Because of the options available in the search functions, such as checkboxes for particular criteria, the dating process can seem like shopping. The function may allow too many or not enough options depending on the search criteria or location searched. Kambara (2005) further noted daters learn how to read profiles to make judgments about them more easily. For instance, if someone had several misspelled words in a profile, it may be interpreted as that person having a lack of education (Ellison et al., 2006). Thus, smaller cues were important such as spelling, the time responses were sent, and the length of time between responses. These results are demonstrative of Social Information Processing Theory (SIPT; Walther, 2008), or using available cues to draw inferences about people met online.
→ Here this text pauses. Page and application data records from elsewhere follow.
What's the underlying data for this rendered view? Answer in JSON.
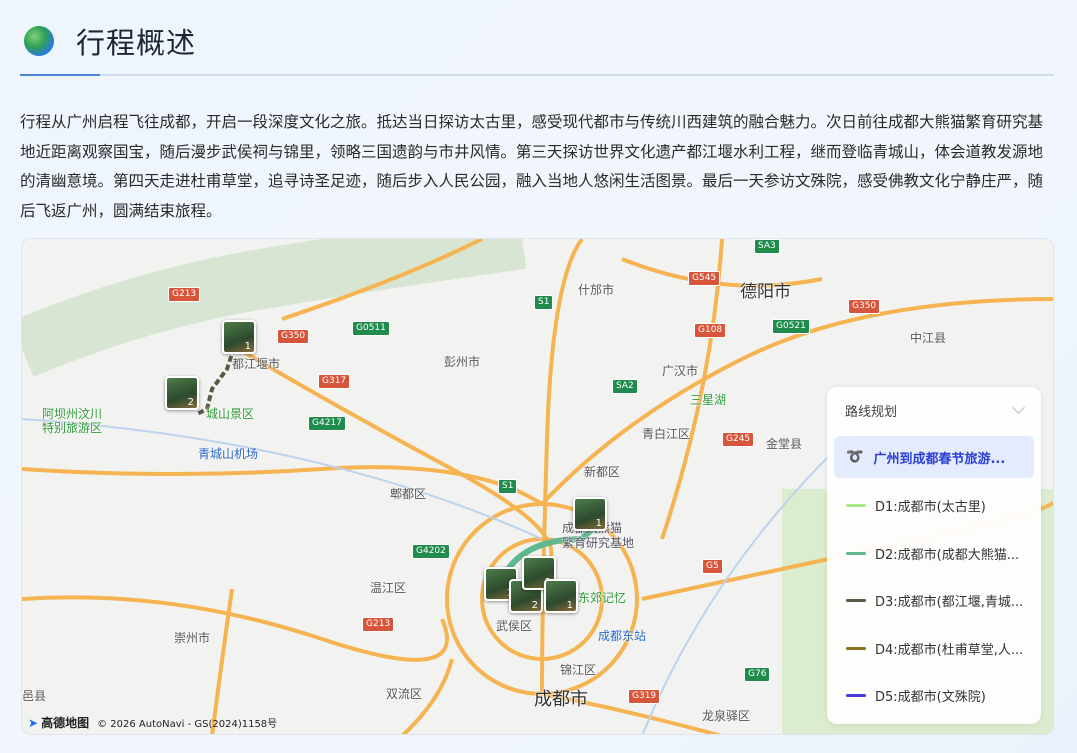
{
  "header": {
    "title": "行程概述",
    "icon": "globe-icon"
  },
  "summary": "行程从广州启程飞往成都，开启一段深度文化之旅。抵达当日探访太古里，感受现代都市与传统川西建筑的融合魅力。次日前往成都大熊猫繁育研究基地近距离观察国宝，随后漫步武侯祠与锦里，领略三国遗韵与市井风情。第三天探访世界文化遗产都江堰水利工程，继而登临青城山，体会道教发源地的清幽意境。第四天走进杜甫草堂，追寻诗圣足迹，随后步入人民公园，融入当地人悠闲生活图景。最后一天参访文殊院，感受佛教文化宁静庄严，随后飞返广州，圆满结束旅程。",
  "map": {
    "labels": [
      "德阳市",
      "什邡市",
      "彭州市",
      "广汉市",
      "都江堰市",
      "新都区",
      "郫都区",
      "成都市",
      "温江区",
      "崇州市",
      "双流区",
      "龙泉驿区",
      "锦江区",
      "武侯区",
      "青白江区",
      "金堂县",
      "中江县",
      "三星湖",
      "东郊记忆",
      "成都东站",
      "青城山机场",
      "阿坝州汶川\n特别旅游区",
      "城山景区",
      "成都大熊猫\n繁育研究基地",
      "邑县"
    ],
    "shields": [
      "G213",
      "G350",
      "G0511",
      "S1",
      "G545",
      "G108",
      "SA3",
      "G0521",
      "G317",
      "G4217",
      "SA2",
      "G245",
      "G4202",
      "G5",
      "G76",
      "G319",
      "S1",
      "G350",
      "G213"
    ],
    "markers": [
      "1",
      "2",
      "1",
      "1",
      "2",
      "3",
      "1"
    ],
    "attribution": {
      "logo": "高德地图",
      "text": "© 2026 AutoNavi - GS(2024)1158号"
    }
  },
  "route_panel": {
    "title": "路线规划",
    "selected": "广州到成都春节旅游...",
    "days": [
      {
        "label": "D1:成都市(太古里)",
        "color": "#a8e88f"
      },
      {
        "label": "D2:成都市(成都大熊猫...",
        "color": "#5fb88e"
      },
      {
        "label": "D3:成都市(都江堰,青城...",
        "color": "#5a5a44"
      },
      {
        "label": "D4:成都市(杜甫草堂,人...",
        "color": "#8a7020"
      },
      {
        "label": "D5:成都市(文殊院)",
        "color": "#4a3ad6"
      }
    ]
  },
  "colors": {
    "accent": "#2c3fd6",
    "road": "#f5b451"
  }
}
For instance, if someone sent an email in the middle of the night, the recipient can make judgments about the lifestyle of the sender and his/her staying up late. If an individual responds very quickly, it may signal interest or desperation. Daters explained they find users who have clichés (e.g. enjoys long walks on the beach) in their profiles to be less real and avoided those users’ profiles (Whitty, 2008).
Whitty and Carr (2006) summarized the aspects online daters were looking for in a partner online. The most attractive qualities were looks, similar interests/values, socioeconomic status (education, intelligence, occupation, income, being professional), and personality. Other aspects looked for in a partner were honesty/being genuine, age, height, proximity, size/weight, and being a non-smoker (Whitty, 2008). […] Online daters may place more importance on physical characteristics, because when meeting someone on a dating site they are presented with a photograph, not just text, and because there are so many choices, individuals can simply move on to more attractive potential partners (Whitty & Carr, 2006). Because the pool of available partners is larger online, individuals filter partners out quickly. As Vangelisti (2002) explained, romantic relationship initiation is constrained by physical (e.g., geographic location) and social contexts. However, for online dating these constraints are less apparent and there are more available potential partners. […] There are thousands of potential partners available to browse so online daters can add more to their wish lists for a partner and quickly move on when someone does not fit. Offline dating, however, does not have this abundance of potential partners (Whitty, 2008) and so individuals may not be so judgmental.”
The quotes are from the first two chapters. I may post more later on.